“As long as the president turns a blind eye from the abuses in the judiciary, as long as he doesn’t understand that his first obligation as a president is not only to ensure the good functioning of the state institutions, but that these institutions have to protect the citizens and defend them, defend their freedoms, as long as the president is the emblem of the parallel state that has illegitimately grabbed the power in Romania and does whatever it takes to overthrow the legitimate power, I’m very sorry, I cannot stand next to such a president at an event that important,” Tariceanu told a broadcast at the private TV station Antena 3.

Besides, the ALDE leader has also criticised the speech the president Klaus Iohannis delivered at the reception organised at the Cotroceni Palace on 1 December, saying that it was “a fully political speech.”

“I saw the speech (…) it was meant to tear Romania in two. Instead of a speech with special symbolistic, since it is the day when all Romanians do unite and dream of a common ideal, the presidents finds it proper to show that there are two Romanias: one Romania belonging to him and his supporters and another Romania that is not sharing the same dreams,” Calin Popescu-Tariceanu stressed.

 

“Rule of law is still desideratum”

 

The Senate’s Speaker Calin Popescu-Tariceanu also said on Monday that the rule of law is still a “desideratum” for Romania.

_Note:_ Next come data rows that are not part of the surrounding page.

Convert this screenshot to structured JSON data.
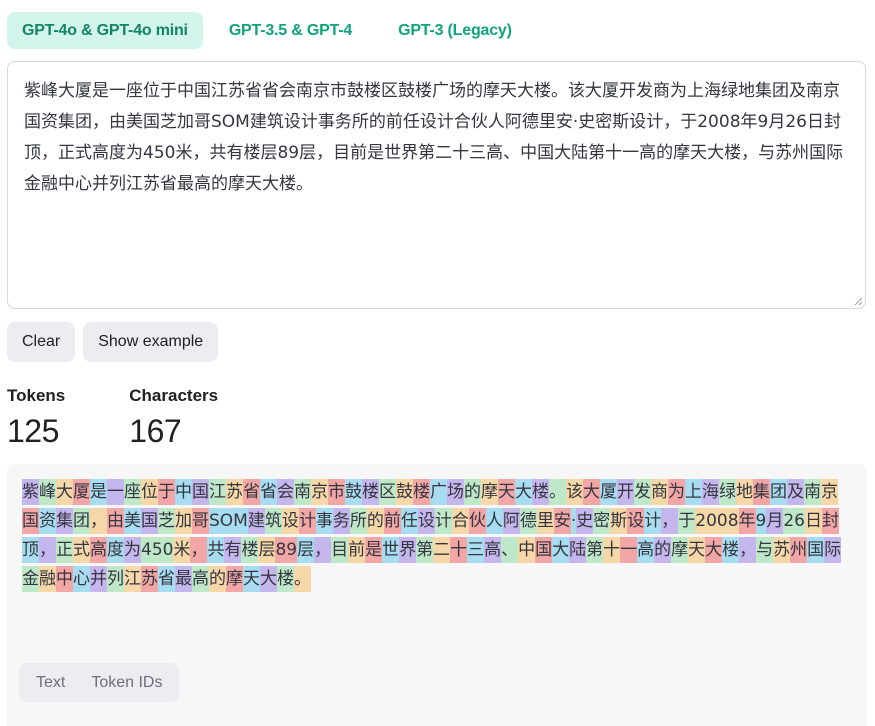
{
  "tabs": [
    {
      "label": "GPT-4o & GPT-4o mini",
      "active": true
    },
    {
      "label": "GPT-3.5 & GPT-4",
      "active": false
    },
    {
      "label": "GPT-3 (Legacy)",
      "active": false
    }
  ],
  "editor": {
    "text": "紫峰大厦是一座位于中国江苏省省会南京市鼓楼区鼓楼广场的摩天大楼。该大厦开发商为上海绿地集团及南京国资集团，由美国芝加哥SOM建筑设计事务所的前任设计合伙人阿德里安·史密斯设计，于2008年9月26日封顶，正式高度为450米，共有楼层89层，目前是世界第二十三高、中国大陆第十一高的摩天大楼，与苏州国际金融中心并列江苏省最高的摩天大楼。"
  },
  "buttons": {
    "clear": "Clear",
    "show_example": "Show example"
  },
  "stats": {
    "tokens_label": "Tokens",
    "tokens_value": "125",
    "characters_label": "Characters",
    "characters_value": "167"
  },
  "tokens": [
    "紫",
    "峰",
    "大",
    "厦",
    "是",
    "一",
    "座",
    "位",
    "于",
    "中",
    "国",
    "江",
    "苏",
    "省",
    "省",
    "会",
    "南",
    "京",
    "市",
    "鼓",
    "楼",
    "区",
    "鼓",
    "楼",
    "广",
    "场",
    "的",
    "摩",
    "天",
    "大",
    "楼",
    "。",
    "该",
    "大",
    "厦",
    "开",
    "发",
    "商",
    "为",
    "上",
    "海",
    "绿",
    "地",
    "集",
    "团",
    "及",
    "南",
    "京",
    "国",
    "资",
    "集",
    "团",
    "，",
    "由",
    "美",
    "国",
    "芝",
    "加",
    "哥",
    "SOM",
    "建",
    "筑",
    "设",
    "计",
    "事",
    "务",
    "所",
    "的",
    "前",
    "任",
    "设",
    "计",
    "合",
    "伙",
    "人",
    "阿",
    "德",
    "里",
    "安",
    "·",
    "史",
    "密",
    "斯",
    "设",
    "计",
    "，",
    "于",
    "2008",
    "年",
    "9",
    "月",
    "26",
    "日",
    "封",
    "顶",
    "，",
    "正",
    "式",
    "高",
    "度",
    "为",
    "450",
    "米",
    "，",
    "共",
    "有",
    "楼",
    "层",
    "89",
    "层",
    "，",
    "目",
    "前",
    "是",
    "世",
    "界",
    "第",
    "二",
    "十",
    "三",
    "高",
    "、",
    "中",
    "国",
    "大",
    "陆",
    "第",
    "十",
    "一",
    "高",
    "的",
    "摩",
    "天",
    "大",
    "楼",
    "，",
    "与",
    "苏",
    "州",
    "国",
    "际",
    "金",
    "融",
    "中",
    "心",
    "并",
    "列",
    "江",
    "苏",
    "省",
    "最",
    "高",
    "的",
    "摩",
    "天",
    "大",
    "楼",
    "。"
  ],
  "token_colors": [
    "#c5b6ed",
    "#bfe8c9",
    "#f6d7a8",
    "#f2a6a6",
    "#a8dcf0"
  ],
  "view_toggle": {
    "text": "Text",
    "token_ids": "Token IDs"
  },
  "colors": {
    "accent": "#10a37f",
    "active_tab_bg": "#d2f4ea",
    "button_bg": "#ececf1",
    "panel_bg": "#f7f7f8"
  }
}
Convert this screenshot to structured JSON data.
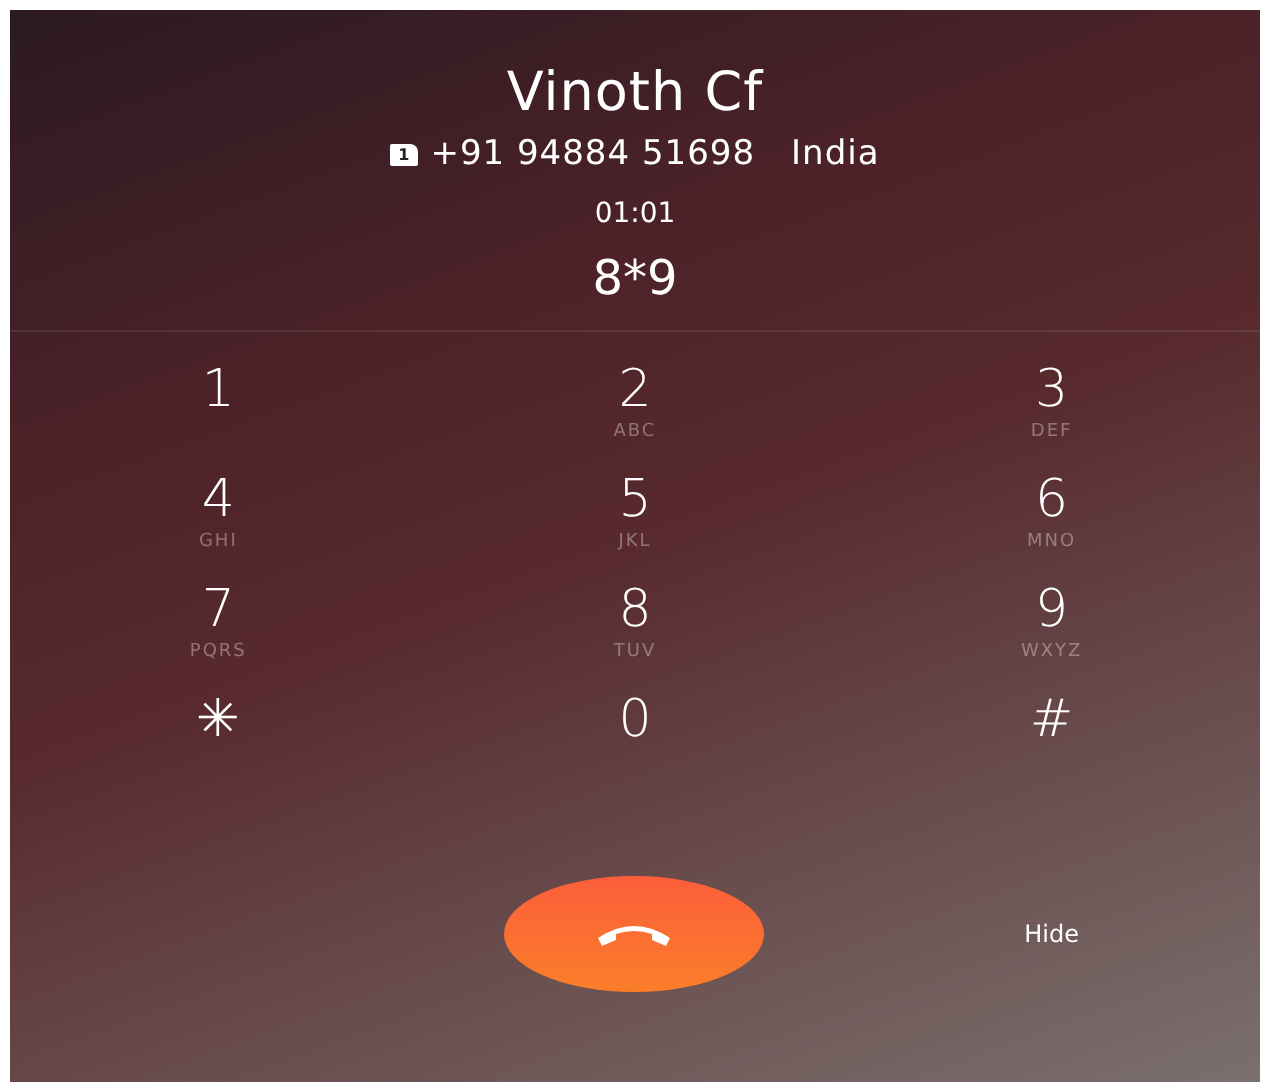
{
  "caller": {
    "name": "Vinoth Cf",
    "sim_slot": "1",
    "number": "+91 94884 51698",
    "location": "India",
    "duration": "01:01",
    "dialed": "8*9"
  },
  "keypad": [
    {
      "digit": "1"
    },
    {
      "digit": "2",
      "letters": "ABC"
    },
    {
      "digit": "3",
      "letters": "DEF"
    },
    {
      "digit": "4",
      "letters": "GHI"
    },
    {
      "digit": "5",
      "letters": "JKL"
    },
    {
      "digit": "6",
      "letters": "MNO"
    },
    {
      "digit": "7",
      "letters": "PQRS"
    },
    {
      "digit": "8",
      "letters": "TUV"
    },
    {
      "digit": "9",
      "letters": "WXYZ"
    },
    {
      "digit": "✳"
    },
    {
      "digit": "0"
    },
    {
      "digit": "#"
    }
  ],
  "hide_button": "Hide"
}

“If rule of law had existed, then many things would not have happened. We would not have unauthorized rallies, we would not have teachers beaten in schools, we would not have people walking freely in the street and being assaulted right in front of the Government. If there were rule of law. The rule of law is still a desideratum and we will probably have to build something, to rebuild, to say ‘yes, Romania is comparable to the western countries’,” Tariceanu told Antena 3 private TV broadcaster.

In his opinion, the theme of the rule of law is highly politicized in the Romanian society.

“Otherwise, many slogans, very much politicizing of these things, with the effects that we see, internal effects, a state of uncertainty that some people of good faith are experiencing, because they are very misinformed and there is a massive action of misinforming them, and this happens also abroad, I have seen the two things just as well,” Calin Popescu-Tariceanu said.